The statement made by the Supreme Court of the United States in Carnley v. Cochran, 369 U.S. 506, 516, 82 S. Ct. 884, 890, 8 L. Ed. 2d 70, is applicable here:

"Presuming waiver from a silent record is impermissible. The record must show, or there must be an allegation and evidence which show, that an accused was offered counsel but intelligently and understandingly rejected the offer. Anything less is not waiver."

The interrogating officer asked appellant if he understood these rights and he replied that he understood his rights. Under Miranda this could not be true because he was not fully apprised of his rights. There can not be an intelligent waiver of rights in the absence of a full and complete disclosure of all rights.
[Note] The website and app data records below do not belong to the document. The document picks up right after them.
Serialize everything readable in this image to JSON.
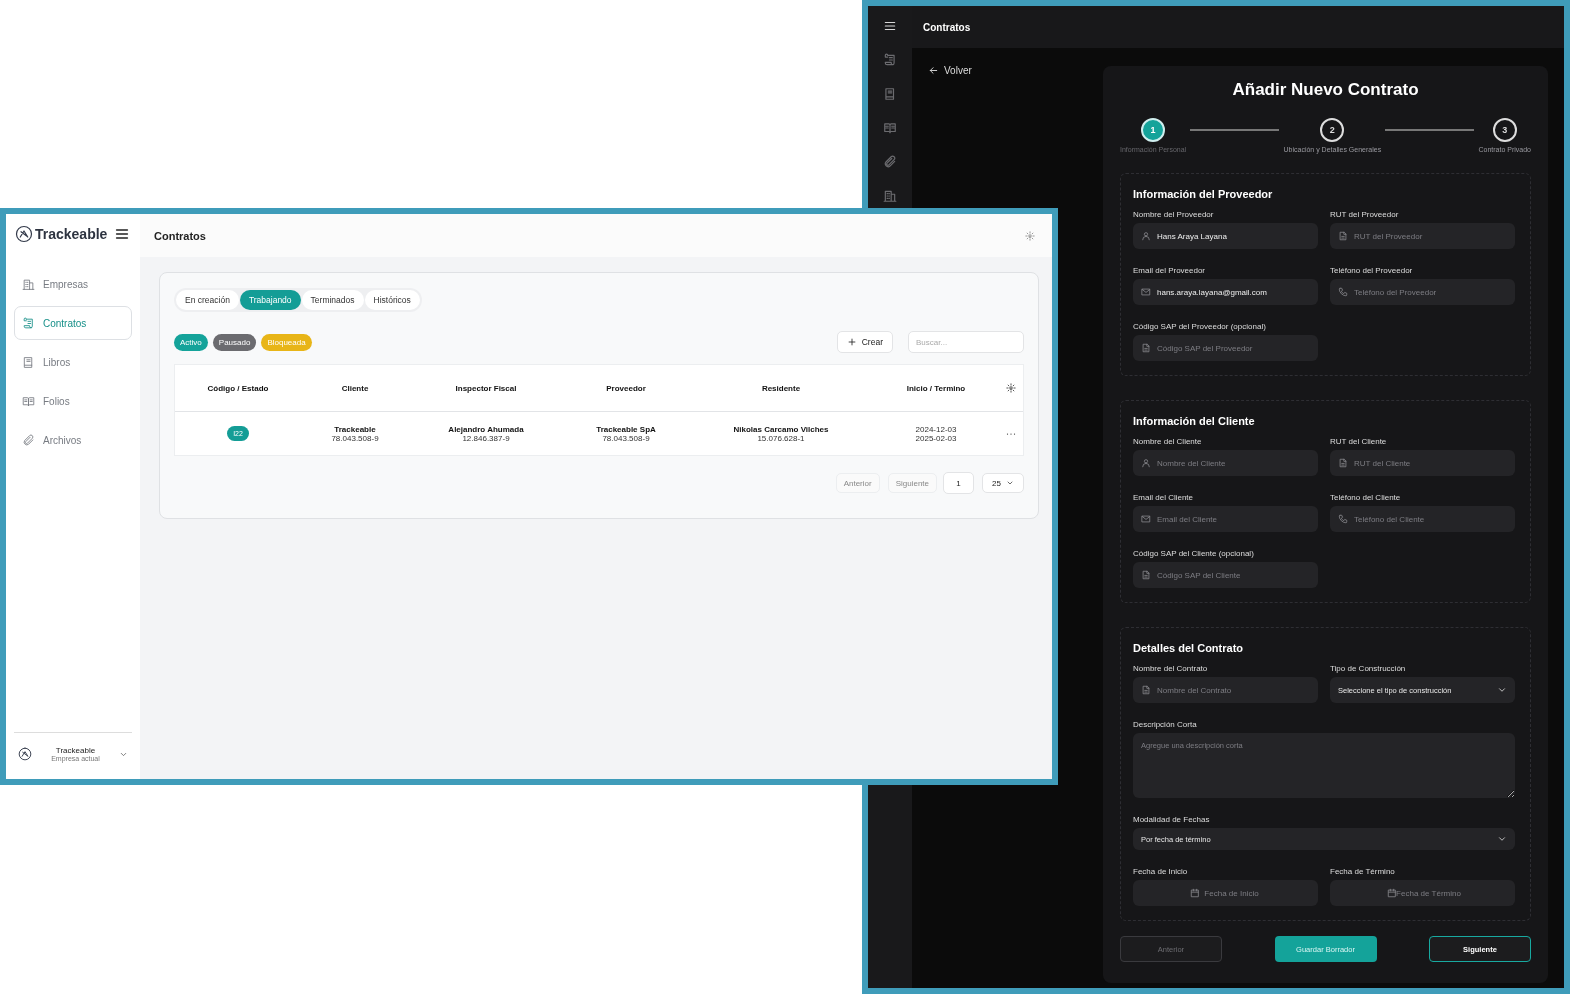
{
  "back_window": {
    "header_title": "Contratos",
    "back_link": "Volver",
    "form": {
      "title": "Añadir Nuevo Contrato",
      "steps": [
        {
          "number": "1",
          "label": "Información Personal",
          "selected": true
        },
        {
          "number": "2",
          "label": "Ubicación y Detalles Generales",
          "selected": false
        },
        {
          "number": "3",
          "label": "Contrato Privado",
          "selected": false
        }
      ],
      "sections": [
        {
          "title": "Información del Proveedor",
          "fields": [
            {
              "kind": "person",
              "label": "Nombre del Proveedor",
              "value": "Hans Araya Layana"
            },
            {
              "kind": "document",
              "label": "RUT del Proveedor",
              "placeholder": "RUT del Proveedor"
            },
            {
              "kind": "email",
              "label": "Email del Proveedor",
              "value": "hans.araya.layana@gmail.com"
            },
            {
              "kind": "phone",
              "label": "Teléfono del Proveedor",
              "placeholder": "Teléfono del Proveedor"
            },
            {
              "kind": "document",
              "label": "Código SAP del Proveedor (opcional)",
              "placeholder": "Código SAP del Proveedor"
            }
          ]
        },
        {
          "title": "Información del Cliente",
          "fields": [
            {
              "kind": "person",
              "label": "Nombre del Cliente",
              "placeholder": "Nombre del Cliente"
            },
            {
              "kind": "document",
              "label": "RUT del Cliente",
              "placeholder": "RUT del Cliente"
            },
            {
              "kind": "email",
              "label": "Email del Cliente",
              "placeholder": "Email del Cliente"
            },
            {
              "kind": "phone",
              "label": "Teléfono del Cliente",
              "placeholder": "Teléfono del Cliente"
            },
            {
              "kind": "document",
              "label": "Código SAP del Cliente (opcional)",
              "placeholder": "Código SAP del Cliente"
            }
          ]
        },
        {
          "title": "Detalles del Contrato",
          "fields": [
            {
              "kind": "document",
              "label": "Nombre del Contrato",
              "placeholder": "Nombre del Contrato"
            },
            {
              "kind": "select",
              "label": "Tipo de Construcción",
              "value": "Seleccione el tipo de construcción"
            },
            {
              "kind": "textarea",
              "label": "Descripción Corta",
              "placeholder": "Agregue una descripción corta"
            },
            {
              "kind": "select",
              "label": "Modalidad de Fechas",
              "value": "Por fecha de término",
              "wide": true
            },
            {
              "kind": "date",
              "label": "Fecha de Inicio",
              "placeholder": "Fecha de Inicio"
            },
            {
              "kind": "date",
              "label": "Fecha de Término",
              "placeholder": "Fecha de Término"
            }
          ]
        }
      ],
      "buttons": [
        {
          "kind": "disabled",
          "label": "Anterior"
        },
        {
          "kind": "primary",
          "label": "Guardar Borrador"
        },
        {
          "kind": "outline",
          "label": "Siguiente"
        }
      ]
    }
  },
  "front_window": {
    "brand": "Trackeable",
    "page_title": "Contratos",
    "sidebar": [
      {
        "label": "Empresas",
        "selected": false
      },
      {
        "label": "Contratos",
        "selected": true
      },
      {
        "label": "Libros",
        "selected": false
      },
      {
        "label": "Folios",
        "selected": false
      },
      {
        "label": "Archivos",
        "selected": false
      }
    ],
    "company": {
      "name": "Trackeable",
      "subtitle": "Empresa actual"
    },
    "tabs": [
      {
        "label": "En creación",
        "selected": false
      },
      {
        "label": "Trabajando",
        "selected": true
      },
      {
        "label": "Terminados",
        "selected": false
      },
      {
        "label": "Históricos",
        "selected": false
      }
    ],
    "status_filters": [
      {
        "label": "Activo",
        "color": "#14a39a"
      },
      {
        "label": "Pausado",
        "color": "#6b6b6f"
      },
      {
        "label": "Bloqueada",
        "color": "#e8b517"
      }
    ],
    "create_button": "Crear",
    "search": {
      "placeholder": "Buscar..."
    },
    "table": {
      "columns": [
        "Código / Estado",
        "Cliente",
        "Inspector Fiscal",
        "Proveedor",
        "Residente",
        "Inicio / Termino"
      ],
      "rows": [
        {
          "cells": [
            {
              "kind": "badge",
              "text": "I22"
            },
            {
              "kind": "party",
              "name": "Trackeable",
              "id": "78.043.508-9"
            },
            {
              "kind": "party",
              "name": "Alejandro Ahumada",
              "id": "12.846.387-9"
            },
            {
              "kind": "party",
              "name": "Trackeable SpA",
              "id": "78.043.508-9"
            },
            {
              "kind": "party",
              "name": "Nikolas Carcamo Vilches",
              "id": "15.076.628-1"
            },
            {
              "kind": "dates",
              "start": "2024-12-03",
              "end": "2025-02-03"
            }
          ]
        }
      ]
    },
    "pagination": {
      "previous": "Anterior",
      "next": "Siguiente",
      "page": "1",
      "page_size": "25"
    }
  }
}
Appellant's confession states that after he returned to the victim's dormitory and released her, he went to his girl friend's house and watched TV until twelve o'clock and upon leaving her house he was stopped by the police as he entered Church Street. He was in the presence of three officers from the time he was carried to the jail in Tuskegee until he wrote and signed the confession which was at 5:10 A.M. He was without sleep, food or rest all night. His request for food and rest was denied him. He had no communications to the outside. He was not advised of his rights to appointed counsel nor was he told that his right to remain silent would be respected if he decided that he did not want to answer any more questions.
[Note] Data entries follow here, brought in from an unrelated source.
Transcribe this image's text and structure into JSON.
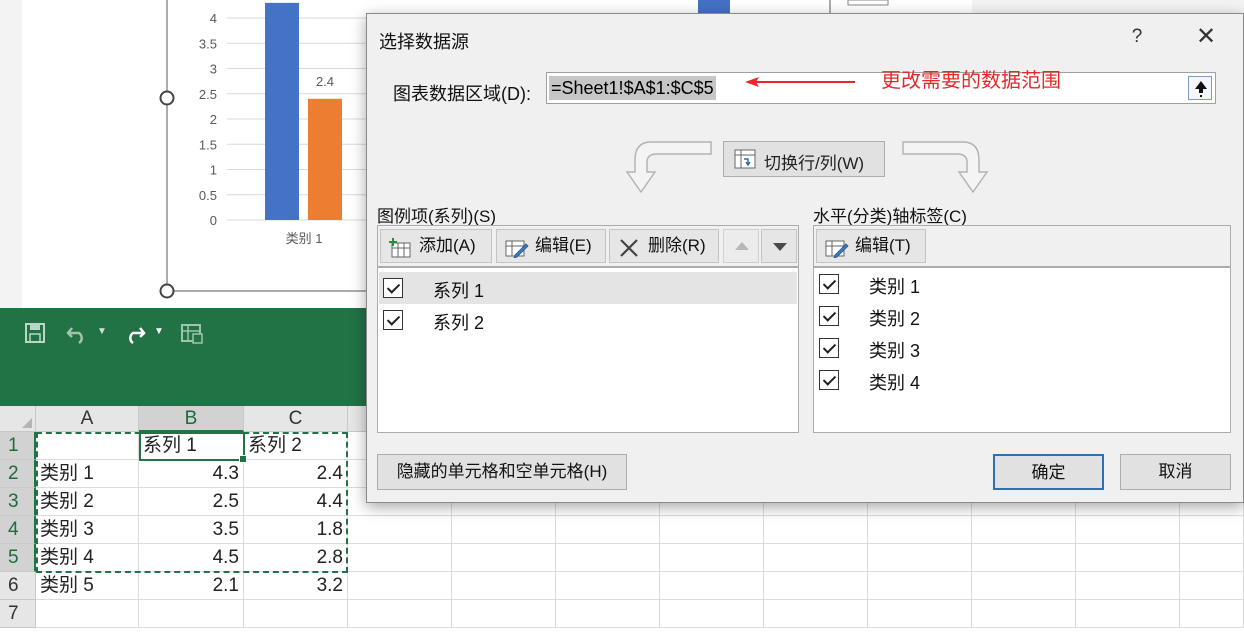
{
  "chart": {
    "y_ticks": [
      "0",
      "0.5",
      "1",
      "1.5",
      "2",
      "2.5",
      "3",
      "3.5",
      "4"
    ],
    "category_label": "类别 1",
    "data_label": "2.4",
    "colors": {
      "series1": "#4472c4",
      "series2": "#ed7d31"
    }
  },
  "chart_data": {
    "type": "bar",
    "categories": [
      "类别 1"
    ],
    "series": [
      {
        "values": [
          4.3
        ]
      },
      {
        "values": [
          2.4
        ]
      }
    ],
    "ylim": [
      0,
      4.5
    ],
    "data_labels": [
      "2.4"
    ],
    "grid": true
  },
  "ribbon": {
    "color": "#217346",
    "icons": [
      "save-icon",
      "undo-icon",
      "redo-icon",
      "table-icon"
    ]
  },
  "sheet": {
    "columns": [
      "A",
      "B",
      "C"
    ],
    "rows": [
      {
        "num": "1",
        "a": "",
        "b": "系列 1",
        "c": "系列 2"
      },
      {
        "num": "2",
        "a": "类别 1",
        "b": "4.3",
        "c": "2.4"
      },
      {
        "num": "3",
        "a": "类别 2",
        "b": "2.5",
        "c": "4.4"
      },
      {
        "num": "4",
        "a": "类别 3",
        "b": "3.5",
        "c": "1.8"
      },
      {
        "num": "5",
        "a": "类别 4",
        "b": "4.5",
        "c": "2.8"
      },
      {
        "num": "6",
        "a": "类别 5",
        "b": "2.1",
        "c": "3.2"
      },
      {
        "num": "7",
        "a": "",
        "b": "",
        "c": ""
      }
    ]
  },
  "dialog": {
    "title": "选择数据源",
    "help": "?",
    "close": "✕",
    "range_label": "图表数据区域(D):",
    "range_value": "=Sheet1!$A$1:$C$5",
    "annotation": "更改需要的数据范围",
    "switch_label": "切换行/列(W)",
    "legend": {
      "label": "图例项(系列)(S)",
      "add": "添加(A)",
      "edit": "编辑(E)",
      "delete": "删除(R)",
      "items": [
        "系列 1",
        "系列 2"
      ]
    },
    "axis": {
      "label": "水平(分类)轴标签(C)",
      "edit": "编辑(T)",
      "items": [
        "类别 1",
        "类别 2",
        "类别 3",
        "类别 4"
      ]
    },
    "hidden_cells": "隐藏的单元格和空单元格(H)",
    "ok": "确定",
    "cancel": "取消"
  }
}
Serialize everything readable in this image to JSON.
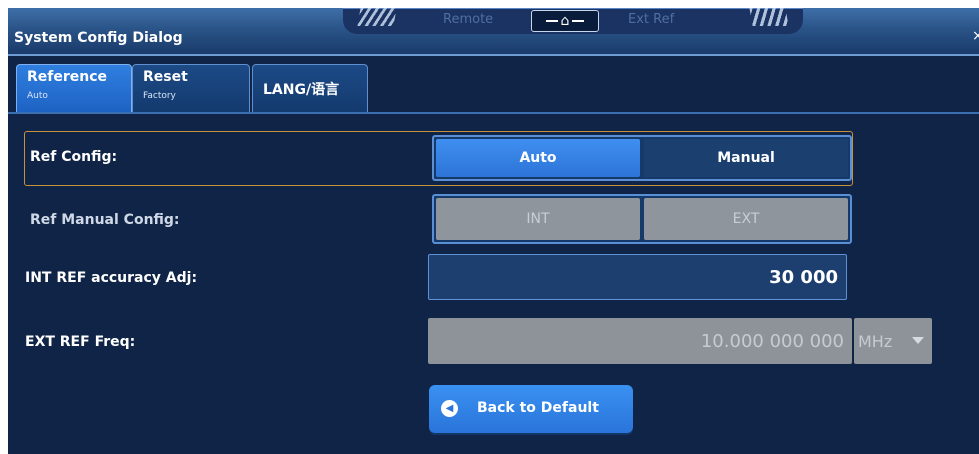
{
  "window": {
    "title": "System Config Dialog",
    "close_glyph": "×"
  },
  "status_bar": {
    "remote_label": "Remote",
    "ext_ref_label": "Ext Ref",
    "home_icon": "home-icon"
  },
  "tabs": [
    {
      "label": "Reference",
      "sublabel": "Auto",
      "active": true
    },
    {
      "label": "Reset",
      "sublabel": "Factory",
      "active": false
    },
    {
      "label": "LANG/语言",
      "sublabel": "",
      "active": false
    }
  ],
  "ref_config": {
    "label": "Ref Config:",
    "options": [
      "Auto",
      "Manual"
    ],
    "selected": "Auto"
  },
  "ref_manual_config": {
    "label": "Ref Manual Config:",
    "options": [
      "INT",
      "EXT"
    ],
    "enabled": false
  },
  "int_ref_accuracy": {
    "label": "INT REF accuracy Adj:",
    "value": "30 000"
  },
  "ext_ref_freq": {
    "label": "EXT REF Freq:",
    "value": "10.000 000 000",
    "unit": "MHz",
    "enabled": false
  },
  "back_to_default": {
    "label": "Back to Default",
    "icon": "back-to-start-icon"
  },
  "colors": {
    "background": "#0f2447",
    "accent": "#2d74d8",
    "frame_highlight": "#c8923a",
    "disabled": "#8f959c"
  }
}
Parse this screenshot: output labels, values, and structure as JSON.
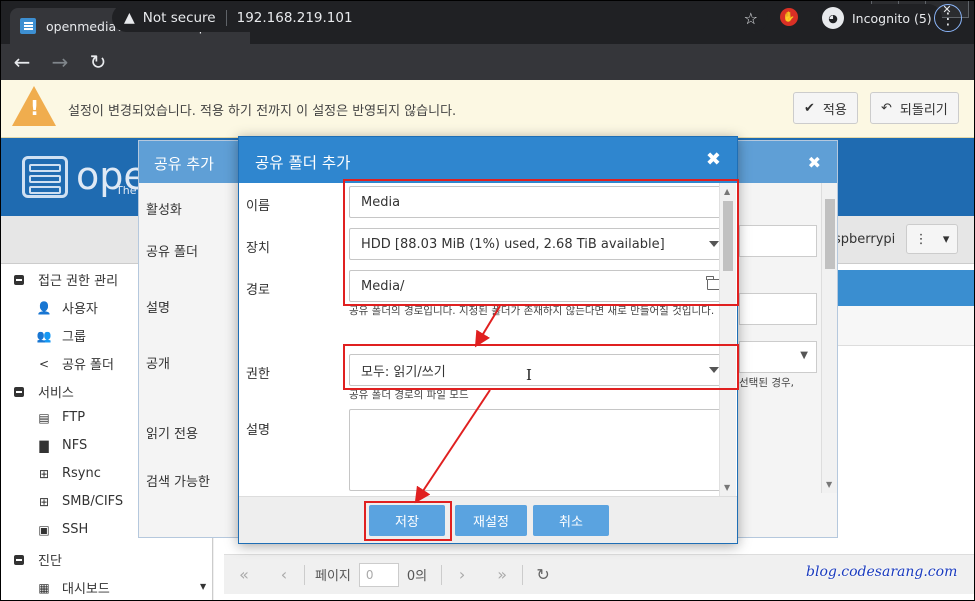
{
  "browser": {
    "tab_title": "openmediavault control panel - ",
    "tab_close": "✕",
    "new_tab": "+",
    "window_controls": [
      "—",
      "□",
      "✕"
    ],
    "omnibox": {
      "security_label": "Not secure",
      "url": "192.168.219.101"
    },
    "incognito_label": "Incognito (5)"
  },
  "notice": {
    "message": "설정이 변경되었습니다. 적용 하기 전까지 이 설정은 반영되지 않습니다.",
    "apply_label": "적용",
    "revert_label": "되돌리기"
  },
  "header": {
    "logo_text": "ope",
    "logo_sub": "The"
  },
  "sidebar": {
    "items": [
      {
        "label": "접근 권한 관리",
        "icon": "minus-square-icon"
      },
      {
        "label": "사용자",
        "icon": "user-icon"
      },
      {
        "label": "그룹",
        "icon": "group-icon"
      },
      {
        "label": "공유 폴더",
        "icon": "share-icon"
      },
      {
        "label": "서비스",
        "icon": "minus-square-icon"
      },
      {
        "label": "FTP",
        "icon": "server-icon"
      },
      {
        "label": "NFS",
        "icon": "desktop-icon"
      },
      {
        "label": "Rsync",
        "icon": "sitemap-icon"
      },
      {
        "label": "SMB/CIFS",
        "icon": "windows-icon"
      },
      {
        "label": "SSH",
        "icon": "terminal-icon"
      },
      {
        "label": "진단",
        "icon": "minus-square-icon"
      },
      {
        "label": "대시보드",
        "icon": "dashboard-icon"
      }
    ]
  },
  "right_panel": {
    "hostname": "spberrypi"
  },
  "pager": {
    "page_label": "페이지",
    "page_value": "0",
    "of_label": "0의"
  },
  "watermark": "blog.codesarang.com",
  "back_dialog": {
    "title": "공유 추가",
    "labels": [
      "활성화",
      "공유 폴더",
      "설명",
      "공개",
      "읽기 전용",
      "검색 가능한"
    ],
    "side_hint": "선택된 경우,"
  },
  "dialog": {
    "title": "공유 폴더 추가",
    "fields": {
      "name": {
        "label": "이름",
        "value": "Media"
      },
      "device": {
        "label": "장치",
        "value": "HDD [88.03 MiB (1%) used, 2.68 TiB available]"
      },
      "path": {
        "label": "경로",
        "value": "Media/"
      },
      "path_hint": "공유 폴더의 경로입니다. 지정된 폴더가 존재하지 않는다면 새로 만들어질 것입니다.",
      "permissions": {
        "label": "권한",
        "value": "모두: 읽기/쓰기"
      },
      "permissions_hint": "공유 폴더 경로의 파일 모드",
      "description": {
        "label": "설명",
        "value": ""
      }
    },
    "buttons": {
      "save": "저장",
      "reset": "재설정",
      "cancel": "취소"
    }
  },
  "colors": {
    "highlight": "#e02020",
    "dialog_header": "#2f86cf",
    "button": "#5aa3e0"
  }
}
This is not a case of long and protracted examination of an accused by many officers acting in relays, under bright lights, for days and nights without sleep, food, water and other comforts; held incommunicado; denied the use of the telephone to communicate with family and friends, and subjected to physical abuse and threats. The question here is whether the confession was the product of coercion, physical or psychological, to the extent that it was involuntary. In Rogers v. Richmond, 365 U.S. 534, 540, 81 S. Ct. 735, 739, 5 L. Ed. 2d 760, the Supreme Court said:

"Our decisions under that Amendment (Fourteenth) have made clear that convictions following the admission into evidence of confessions which are involuntary, i. e., the product of coercion, either physical or psychological, cannot stand. This is so not because such confessions are unlikely to be true but because the methods used to extract them offend an underlying principle in the enforcement of our criminal law: that ours is an accusatorial and not an inquisitorial system *793 a system in which the State must establish guilt by evidence independently and freely secured and may not by coercion prove its charge against an accused out of his own mouth. * * *"
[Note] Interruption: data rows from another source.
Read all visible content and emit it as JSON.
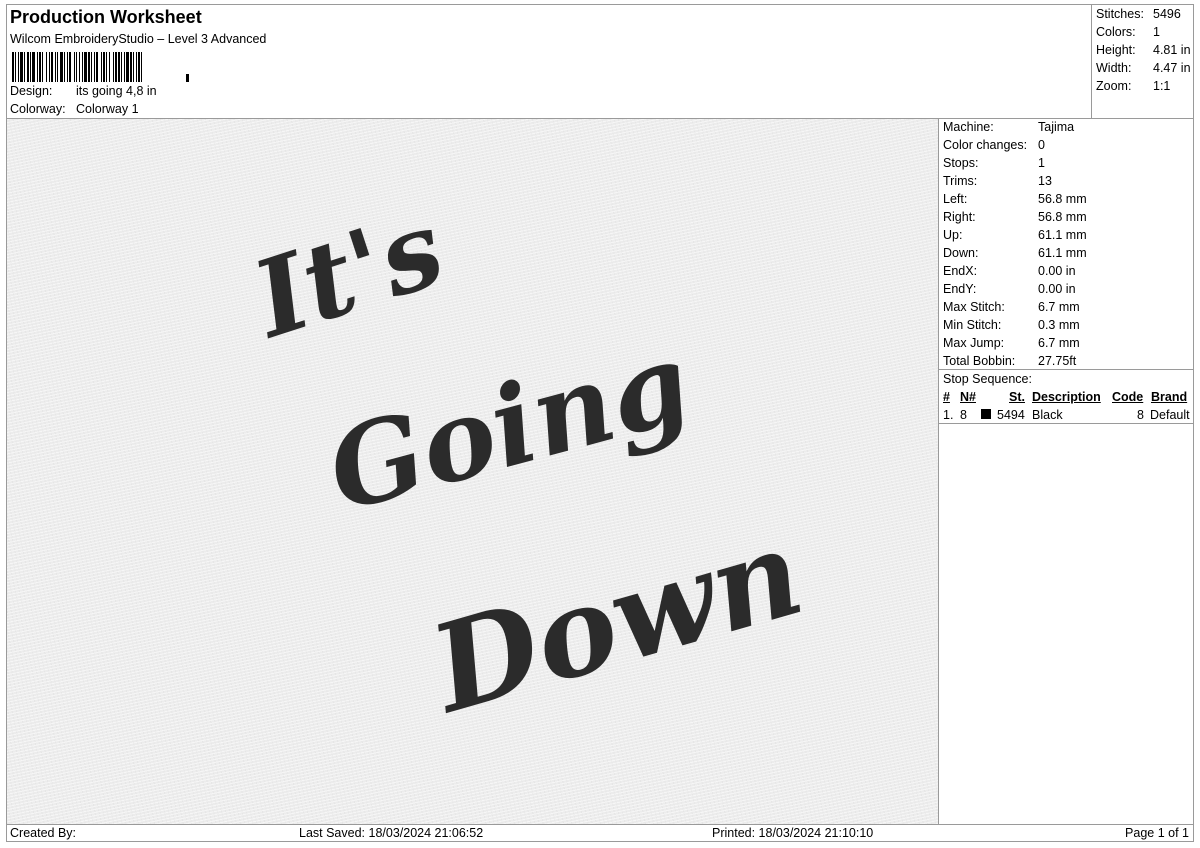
{
  "header": {
    "title": "Production Worksheet",
    "software": "Wilcom EmbroideryStudio – Level 3 Advanced",
    "design_label": "Design:",
    "design_value": "its going 4,8 in",
    "colorway_label": "Colorway:",
    "colorway_value": "Colorway 1"
  },
  "stats": [
    {
      "label": "Stitches:",
      "value": "5496"
    },
    {
      "label": "Colors:",
      "value": "1"
    },
    {
      "label": "Height:",
      "value": "4.81 in"
    },
    {
      "label": "Width:",
      "value": "4.47 in"
    },
    {
      "label": "Zoom:",
      "value": "1:1"
    }
  ],
  "machine_info": [
    {
      "label": "Machine:",
      "value": "Tajima"
    },
    {
      "label": "Color changes:",
      "value": "0"
    },
    {
      "label": "Stops:",
      "value": "1"
    },
    {
      "label": "Trims:",
      "value": "13"
    },
    {
      "label": "Left:",
      "value": "56.8 mm"
    },
    {
      "label": "Right:",
      "value": "56.8 mm"
    },
    {
      "label": "Up:",
      "value": "61.1 mm"
    },
    {
      "label": "Down:",
      "value": "61.1 mm"
    },
    {
      "label": "EndX:",
      "value": "0.00 in"
    },
    {
      "label": "EndY:",
      "value": "0.00 in"
    },
    {
      "label": "Max Stitch:",
      "value": "6.7 mm"
    },
    {
      "label": "Min Stitch:",
      "value": "0.3 mm"
    },
    {
      "label": "Max Jump:",
      "value": "6.7 mm"
    },
    {
      "label": "Total Bobbin:",
      "value": "27.75ft"
    }
  ],
  "stop_sequence": {
    "title": "Stop Sequence:",
    "headers": {
      "num": "#",
      "n": "N#",
      "st": "St.",
      "desc": "Description",
      "code": "Code",
      "brand": "Brand"
    },
    "rows": [
      {
        "num": "1.",
        "n": "8",
        "swatch_color": "#000000",
        "st": "5494",
        "desc": "Black",
        "code": "8",
        "brand": "Default"
      }
    ]
  },
  "design_preview": {
    "lines": [
      "It's",
      "Going",
      "Down"
    ],
    "thread_color": "#2b2b2b"
  },
  "footer": {
    "created_by": "Created By:",
    "last_saved": "Last Saved: 18/03/2024 21:06:52",
    "printed": "Printed: 18/03/2024 21:10:10",
    "page": "Page 1 of 1"
  }
}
The facts surrounding the making of the confession in this case, standing alone, do not render it per se involuntary because of physical and psychological factors, but when coupled with inadequate Miranda warnings in one of the most important areas of constitutional due process the right to appointed counsel, we hold the confession to be involuntary and reverse the conviction. Square v. State, 283 Ala. 548, 219 So. 2d 377. We would point out that there was sufficient independent evidence upon which the jury could have rendered the same verdict.

Reversed and remanded.

All the Judges concur.